• **Goal of the exercise**
Your answer should be the complete data, copied exactly.

[Provided data Boundary: Start]

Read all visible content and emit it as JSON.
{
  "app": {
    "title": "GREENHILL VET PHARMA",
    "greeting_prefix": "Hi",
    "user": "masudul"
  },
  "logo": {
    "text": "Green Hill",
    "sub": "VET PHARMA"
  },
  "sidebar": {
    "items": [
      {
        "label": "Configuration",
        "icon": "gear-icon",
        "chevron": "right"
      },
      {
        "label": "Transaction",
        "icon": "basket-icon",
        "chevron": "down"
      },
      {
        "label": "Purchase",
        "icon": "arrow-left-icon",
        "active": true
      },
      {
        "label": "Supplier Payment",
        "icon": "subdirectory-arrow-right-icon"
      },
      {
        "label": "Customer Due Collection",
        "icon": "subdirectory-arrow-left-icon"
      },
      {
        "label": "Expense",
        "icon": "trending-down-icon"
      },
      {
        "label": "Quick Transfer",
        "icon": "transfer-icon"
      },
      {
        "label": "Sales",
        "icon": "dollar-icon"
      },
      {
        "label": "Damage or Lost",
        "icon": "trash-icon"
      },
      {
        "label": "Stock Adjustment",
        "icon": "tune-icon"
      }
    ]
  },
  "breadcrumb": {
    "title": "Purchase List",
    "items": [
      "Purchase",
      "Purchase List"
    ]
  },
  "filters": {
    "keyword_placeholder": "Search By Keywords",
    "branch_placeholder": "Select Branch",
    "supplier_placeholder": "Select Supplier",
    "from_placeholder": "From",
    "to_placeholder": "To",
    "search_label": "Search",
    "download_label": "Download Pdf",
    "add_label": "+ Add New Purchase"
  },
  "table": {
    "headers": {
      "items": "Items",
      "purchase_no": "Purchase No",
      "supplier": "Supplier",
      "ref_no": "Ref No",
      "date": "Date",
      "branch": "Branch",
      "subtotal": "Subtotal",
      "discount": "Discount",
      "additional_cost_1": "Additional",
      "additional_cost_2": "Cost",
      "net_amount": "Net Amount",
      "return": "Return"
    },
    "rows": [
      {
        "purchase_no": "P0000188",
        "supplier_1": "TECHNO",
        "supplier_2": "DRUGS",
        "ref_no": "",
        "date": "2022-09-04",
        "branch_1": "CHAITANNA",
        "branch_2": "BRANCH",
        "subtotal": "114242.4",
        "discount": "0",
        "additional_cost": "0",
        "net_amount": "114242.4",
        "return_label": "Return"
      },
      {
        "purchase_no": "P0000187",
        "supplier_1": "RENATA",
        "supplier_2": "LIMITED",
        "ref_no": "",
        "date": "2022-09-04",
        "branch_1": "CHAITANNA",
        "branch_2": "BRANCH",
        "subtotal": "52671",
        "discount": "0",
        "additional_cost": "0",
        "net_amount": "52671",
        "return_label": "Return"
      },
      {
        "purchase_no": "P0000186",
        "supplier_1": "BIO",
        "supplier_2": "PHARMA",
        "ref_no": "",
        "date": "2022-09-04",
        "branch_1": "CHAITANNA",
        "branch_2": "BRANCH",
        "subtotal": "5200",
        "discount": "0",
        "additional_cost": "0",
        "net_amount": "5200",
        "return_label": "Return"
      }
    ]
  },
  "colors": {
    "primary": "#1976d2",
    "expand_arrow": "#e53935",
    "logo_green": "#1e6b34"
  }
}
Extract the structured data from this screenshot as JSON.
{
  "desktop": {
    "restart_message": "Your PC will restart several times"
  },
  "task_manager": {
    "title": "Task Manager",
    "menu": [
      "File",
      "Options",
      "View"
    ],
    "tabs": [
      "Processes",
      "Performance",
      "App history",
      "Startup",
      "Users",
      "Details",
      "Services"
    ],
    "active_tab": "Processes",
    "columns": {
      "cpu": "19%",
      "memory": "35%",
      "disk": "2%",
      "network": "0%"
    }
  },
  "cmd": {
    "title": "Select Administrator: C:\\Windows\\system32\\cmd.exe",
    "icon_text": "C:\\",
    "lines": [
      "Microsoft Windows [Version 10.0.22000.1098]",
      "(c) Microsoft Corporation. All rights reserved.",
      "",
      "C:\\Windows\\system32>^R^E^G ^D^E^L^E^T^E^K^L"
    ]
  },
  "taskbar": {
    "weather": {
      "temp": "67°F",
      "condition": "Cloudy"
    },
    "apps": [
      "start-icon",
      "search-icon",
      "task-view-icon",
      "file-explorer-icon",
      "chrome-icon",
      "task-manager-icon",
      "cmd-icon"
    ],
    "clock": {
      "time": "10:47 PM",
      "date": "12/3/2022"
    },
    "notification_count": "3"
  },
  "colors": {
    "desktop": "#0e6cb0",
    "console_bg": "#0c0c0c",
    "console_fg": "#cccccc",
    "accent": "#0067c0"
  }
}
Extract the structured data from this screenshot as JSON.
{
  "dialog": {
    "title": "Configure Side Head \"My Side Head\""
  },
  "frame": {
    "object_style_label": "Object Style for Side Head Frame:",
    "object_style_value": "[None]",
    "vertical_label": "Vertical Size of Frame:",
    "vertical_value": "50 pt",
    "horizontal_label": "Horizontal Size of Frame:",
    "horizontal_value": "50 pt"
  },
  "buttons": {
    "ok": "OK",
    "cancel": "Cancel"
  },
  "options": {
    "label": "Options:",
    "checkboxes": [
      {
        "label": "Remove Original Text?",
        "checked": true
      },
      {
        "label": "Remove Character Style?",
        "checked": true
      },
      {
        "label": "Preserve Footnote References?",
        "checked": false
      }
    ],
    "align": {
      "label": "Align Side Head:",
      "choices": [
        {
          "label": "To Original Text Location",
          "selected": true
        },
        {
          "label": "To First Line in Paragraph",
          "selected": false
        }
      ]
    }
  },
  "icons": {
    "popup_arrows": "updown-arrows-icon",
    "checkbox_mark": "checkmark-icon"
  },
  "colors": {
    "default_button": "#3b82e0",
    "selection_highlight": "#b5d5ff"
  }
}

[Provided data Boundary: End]

• **Answer section**
Read all visible content and emit it as JSON.
{
  "app": {
    "title": "GREENHILL VET PHARMA",
    "greeting_prefix": "Hi",
    "user": "masudul"
  },
  "logo": {
    "text": "Green Hill",
    "sub": "VET PHARMA"
  },
  "sidebar": {
    "items": [
      {
        "label": "Configuration",
        "icon": "gear-icon",
        "chevron": "right"
      },
      {
        "label": "Transaction",
        "icon": "basket-icon",
        "chevron": "down"
      },
      {
        "label": "Purchase",
        "icon": "arrow-left-icon",
        "active": true
      },
      {
        "label": "Supplier Payment",
        "icon": "subdirectory-arrow-right-icon"
      },
      {
        "label": "Customer Due Collection",
        "icon": "subdirectory-arrow-left-icon"
      },
      {
        "label": "Expense",
        "icon": "trending-down-icon"
      },
      {
        "label": "Quick Transfer",
        "icon": "transfer-icon"
      },
      {
        "label": "Sales",
        "icon": "dollar-icon"
      },
      {
        "label": "Damage or Lost",
        "icon": "trash-icon"
      },
      {
        "label": "Stock Adjustment",
        "icon": "tune-icon"
      }
    ]
  },
  "breadcrumb": {
    "title": "Purchase List",
    "items": [
      "Purchase",
      "Purchase List"
    ]
  },
  "filters": {
    "keyword_placeholder": "Search By Keywords",
    "branch_placeholder": "Select Branch",
    "supplier_placeholder": "Select Supplier",
    "from_placeholder": "From",
    "to_placeholder": "To",
    "search_label": "Search",
    "download_label": "Download Pdf",
    "add_label": "+ Add New Purchase"
  },
  "table": {
    "headers": {
      "items": "Items",
      "purchase_no": "Purchase No",
      "supplier": "Supplier",
      "ref_no": "Ref No",
      "date": "Date",
      "branch": "Branch",
      "subtotal": "Subtotal",
      "discount": "Discount",
      "additional_cost_1": "Additional",
      "additional_cost_2": "Cost",
      "net_amount": "Net Amount",
      "return": "Return"
    },
    "rows": [
      {
        "purchase_no": "P0000188",
        "supplier_1": "TECHNO",
        "supplier_2": "DRUGS",
        "ref_no": "",
        "date": "2022-09-04",
        "branch_1": "CHAITANNA",
        "branch_2": "BRANCH",
        "subtotal": "114242.4",
        "discount": "0",
        "additional_cost": "0",
        "net_amount": "114242.4",
        "return_label": "Return"
      },
      {
        "purchase_no": "P0000187",
        "supplier_1": "RENATA",
        "supplier_2": "LIMITED",
        "ref_no": "",
        "date": "2022-09-04",
        "branch_1": "CHAITANNA",
        "branch_2": "BRANCH",
        "subtotal": "52671",
        "discount": "0",
        "additional_cost": "0",
        "net_amount": "52671",
        "return_label": "Return"
      },
      {
        "purchase_no": "P0000186",
        "supplier_1": "BIO",
        "supplier_2": "PHARMA",
        "ref_no": "",
        "date": "2022-09-04",
        "branch_1": "CHAITANNA",
        "branch_2": "BRANCH",
        "subtotal": "5200",
        "discount": "0",
        "additional_cost": "0",
        "net_amount": "5200",
        "return_label": "Return"
      }
    ]
  },
  "colors": {
    "primary": "#1976d2",
    "expand_arrow": "#e53935",
    "logo_green": "#1e6b34"
  }
}
Extract the structured data from this screenshot as JSON.
{
  "desktop": {
    "restart_message": "Your PC will restart several times"
  },
  "task_manager": {
    "title": "Task Manager",
    "menu": [
      "File",
      "Options",
      "View"
    ],
    "tabs": [
      "Processes",
      "Performance",
      "App history",
      "Startup",
      "Users",
      "Details",
      "Services"
    ],
    "active_tab": "Processes",
    "columns": {
      "cpu": "19%",
      "memory": "35%",
      "disk": "2%",
      "network": "0%"
    }
  },
  "cmd": {
    "title": "Select Administrator: C:\\Windows\\system32\\cmd.exe",
    "icon_text": "C:\\",
    "lines": [
      "Microsoft Windows [Version 10.0.22000.1098]",
      "(c) Microsoft Corporation. All rights reserved.",
      "",
      "C:\\Windows\\system32>^R^E^G ^D^E^L^E^T^E^K^L"
    ]
  },
  "taskbar": {
    "weather": {
      "temp": "67°F",
      "condition": "Cloudy"
    },
    "apps": [
      "start-icon",
      "search-icon",
      "task-view-icon",
      "file-explorer-icon",
      "chrome-icon",
      "task-manager-icon",
      "cmd-icon"
    ],
    "clock": {
      "time": "10:47 PM",
      "date": "12/3/2022"
    },
    "notification_count": "3"
  },
  "colors": {
    "desktop": "#0e6cb0",
    "console_bg": "#0c0c0c",
    "console_fg": "#cccccc",
    "accent": "#0067c0"
  }
}
Extract the structured data from this screenshot as JSON.
{
  "dialog": {
    "title": "Configure Side Head \"My Side Head\""
  },
  "frame": {
    "object_style_label": "Object Style for Side Head Frame:",
    "object_style_value": "[None]",
    "vertical_label": "Vertical Size of Frame:",
    "vertical_value": "50 pt",
    "horizontal_label": "Horizontal Size of Frame:",
    "horizontal_value": "50 pt"
  },
  "buttons": {
    "ok": "OK",
    "cancel": "Cancel"
  },
  "options": {
    "label": "Options:",
    "checkboxes": [
      {
        "label": "Remove Original Text?",
        "checked": true
      },
      {
        "label": "Remove Character Style?",
        "checked": true
      },
      {
        "label": "Preserve Footnote References?",
        "checked": false
      }
    ],
    "align": {
      "label": "Align Side Head:",
      "choices": [
        {
          "label": "To Original Text Location",
          "selected": true
        },
        {
          "label": "To First Line in Paragraph",
          "selected": false
        }
      ]
    }
  },
  "icons": {
    "popup_arrows": "updown-arrows-icon",
    "checkbox_mark": "checkmark-icon"
  },
  "colors": {
    "default_button": "#3b82e0",
    "selection_highlight": "#b5d5ff"
  }
}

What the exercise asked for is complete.